    First off, I agree that ideally an adaptive approach is best for anyone with an online presence. By adaptive I mean you have both mobile and responsive sites for the potential customer to access.

    Unfortunately sometimes maintaing multiple sites with multiple content is difficult. I’ve worked for some very good CMS providers that allow content to be shared between the full and mobile dedicated sites, however it is still a reasonably large overhead for website owners to steer down only one path.

    Of course if you’re in the top 100 forbes companies then sure go for it, but for the smaller businesses it is sometimes just out of their reach.

    Having said that you’re article seems to focus largely on the use of mobile with search, however you don’t cover the context of the mobile search. Were they on the bus, in the car, sitting on the couch, lying in bed, passing time on the toilet? Each location offers a different context as to the type of content that the user is looking to get.

    It’s not enough to just direct mobile users to a cut down version of the site. Doing this is punishing users for using mobile devices.

    As I mentioned above ideally you have two sites running, your full website and a cut down, fast loading, transaction focussed mobile site that contains the option to return to your full website (and remember the selection). And what happens when they arrive on the full website?

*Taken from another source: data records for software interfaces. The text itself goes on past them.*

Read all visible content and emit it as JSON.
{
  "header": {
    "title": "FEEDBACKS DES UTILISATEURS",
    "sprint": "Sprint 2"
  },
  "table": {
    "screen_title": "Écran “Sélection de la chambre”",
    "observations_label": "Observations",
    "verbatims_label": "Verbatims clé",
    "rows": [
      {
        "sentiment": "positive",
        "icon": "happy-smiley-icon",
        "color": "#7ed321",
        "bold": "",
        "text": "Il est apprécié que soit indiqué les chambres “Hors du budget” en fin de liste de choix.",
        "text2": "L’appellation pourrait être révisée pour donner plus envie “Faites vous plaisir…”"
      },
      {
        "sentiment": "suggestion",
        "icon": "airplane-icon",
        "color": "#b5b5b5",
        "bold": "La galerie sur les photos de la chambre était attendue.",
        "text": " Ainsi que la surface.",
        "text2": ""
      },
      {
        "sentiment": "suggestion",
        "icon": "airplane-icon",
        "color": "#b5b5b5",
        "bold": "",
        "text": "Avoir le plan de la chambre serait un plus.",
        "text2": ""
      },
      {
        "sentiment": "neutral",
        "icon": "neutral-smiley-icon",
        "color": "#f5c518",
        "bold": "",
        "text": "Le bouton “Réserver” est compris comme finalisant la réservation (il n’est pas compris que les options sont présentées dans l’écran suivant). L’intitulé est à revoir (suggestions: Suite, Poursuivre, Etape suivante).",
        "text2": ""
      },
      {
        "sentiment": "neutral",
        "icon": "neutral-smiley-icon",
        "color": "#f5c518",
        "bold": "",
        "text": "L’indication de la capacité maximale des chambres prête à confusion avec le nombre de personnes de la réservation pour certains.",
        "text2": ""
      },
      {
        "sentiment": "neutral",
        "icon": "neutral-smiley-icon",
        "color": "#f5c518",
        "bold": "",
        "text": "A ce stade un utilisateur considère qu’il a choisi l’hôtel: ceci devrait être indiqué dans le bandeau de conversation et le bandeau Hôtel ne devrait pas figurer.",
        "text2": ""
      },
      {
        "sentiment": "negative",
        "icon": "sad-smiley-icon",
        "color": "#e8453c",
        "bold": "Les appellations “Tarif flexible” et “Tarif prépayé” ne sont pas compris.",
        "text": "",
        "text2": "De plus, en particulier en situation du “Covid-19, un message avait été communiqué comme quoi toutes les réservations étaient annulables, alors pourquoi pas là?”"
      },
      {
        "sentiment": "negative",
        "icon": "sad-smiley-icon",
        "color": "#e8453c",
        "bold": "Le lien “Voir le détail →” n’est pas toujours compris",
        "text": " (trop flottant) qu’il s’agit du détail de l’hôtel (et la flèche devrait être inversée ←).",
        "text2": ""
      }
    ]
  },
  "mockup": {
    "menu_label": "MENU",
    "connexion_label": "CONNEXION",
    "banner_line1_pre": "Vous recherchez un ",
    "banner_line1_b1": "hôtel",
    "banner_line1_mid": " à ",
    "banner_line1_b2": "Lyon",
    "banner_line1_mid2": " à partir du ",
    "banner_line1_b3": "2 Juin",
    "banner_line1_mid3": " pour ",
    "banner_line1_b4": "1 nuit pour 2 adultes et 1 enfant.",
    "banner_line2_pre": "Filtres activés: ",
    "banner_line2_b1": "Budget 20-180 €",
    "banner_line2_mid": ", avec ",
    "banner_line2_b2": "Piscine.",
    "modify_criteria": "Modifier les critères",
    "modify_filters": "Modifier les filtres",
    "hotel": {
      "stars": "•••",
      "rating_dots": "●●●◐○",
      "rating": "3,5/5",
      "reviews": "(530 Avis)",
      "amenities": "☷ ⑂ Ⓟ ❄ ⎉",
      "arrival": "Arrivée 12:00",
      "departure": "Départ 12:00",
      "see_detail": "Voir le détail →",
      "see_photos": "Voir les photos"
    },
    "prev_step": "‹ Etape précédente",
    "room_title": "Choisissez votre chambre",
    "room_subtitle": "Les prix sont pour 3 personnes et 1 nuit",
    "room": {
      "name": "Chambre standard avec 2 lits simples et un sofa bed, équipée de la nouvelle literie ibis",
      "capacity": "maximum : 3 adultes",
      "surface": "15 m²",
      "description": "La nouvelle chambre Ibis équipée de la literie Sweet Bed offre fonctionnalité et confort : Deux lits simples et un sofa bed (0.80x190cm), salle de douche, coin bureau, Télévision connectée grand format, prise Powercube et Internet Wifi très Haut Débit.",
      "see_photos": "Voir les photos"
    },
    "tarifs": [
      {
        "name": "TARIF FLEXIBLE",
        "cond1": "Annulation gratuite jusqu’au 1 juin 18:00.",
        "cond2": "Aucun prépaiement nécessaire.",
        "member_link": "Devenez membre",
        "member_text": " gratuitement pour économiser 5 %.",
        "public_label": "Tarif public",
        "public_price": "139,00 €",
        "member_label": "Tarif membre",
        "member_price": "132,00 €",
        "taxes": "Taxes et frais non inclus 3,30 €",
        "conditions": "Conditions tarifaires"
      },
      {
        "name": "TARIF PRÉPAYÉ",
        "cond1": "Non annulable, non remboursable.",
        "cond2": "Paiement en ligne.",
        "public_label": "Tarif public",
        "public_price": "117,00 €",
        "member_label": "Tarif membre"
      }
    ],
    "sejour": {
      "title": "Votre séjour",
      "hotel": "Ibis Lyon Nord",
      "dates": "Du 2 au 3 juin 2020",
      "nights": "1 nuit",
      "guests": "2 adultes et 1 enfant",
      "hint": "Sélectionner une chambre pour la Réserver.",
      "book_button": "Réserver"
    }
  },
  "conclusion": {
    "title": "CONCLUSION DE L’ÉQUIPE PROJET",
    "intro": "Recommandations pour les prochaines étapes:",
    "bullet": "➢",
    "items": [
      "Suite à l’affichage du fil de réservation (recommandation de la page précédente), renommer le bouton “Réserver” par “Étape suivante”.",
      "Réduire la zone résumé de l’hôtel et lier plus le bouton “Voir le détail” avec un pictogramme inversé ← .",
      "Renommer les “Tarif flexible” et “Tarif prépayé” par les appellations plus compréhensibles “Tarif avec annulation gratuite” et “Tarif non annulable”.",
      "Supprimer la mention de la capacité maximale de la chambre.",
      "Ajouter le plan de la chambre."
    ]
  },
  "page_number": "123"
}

That’s right, it responds to the best possible layout for the canvas that it is being viewed on.

    A question for you:

    At the end of the day is it better to have a site with great onsite SEO, or is it better to have a site that gets tonnes of linkbacks because it provides an awesome experience?

    There is a lot of thought that needs to go into your online strategy, especially when it comes to implementing a growing trend of web design and layouts.

    If you’re thinking about updating your website design, or looking to make your existing design responsive then get in touch and we can work out the best possible solution for your online presence.

Surf the Dream is a blog that has been running since the mid 2000's when it started on BlogSpot. Over the years it's been rebranded as (now my resume) and (which now redirects back to this site).

I offer consultation services through Simple Things, produce a range of high quality pocket notebooks(including a Solar System Notebook, Space Notebook, and a Guitar Notebook), write about the Universe and run a responsive web design knowledge hub and a RWD Weekly Newsletter.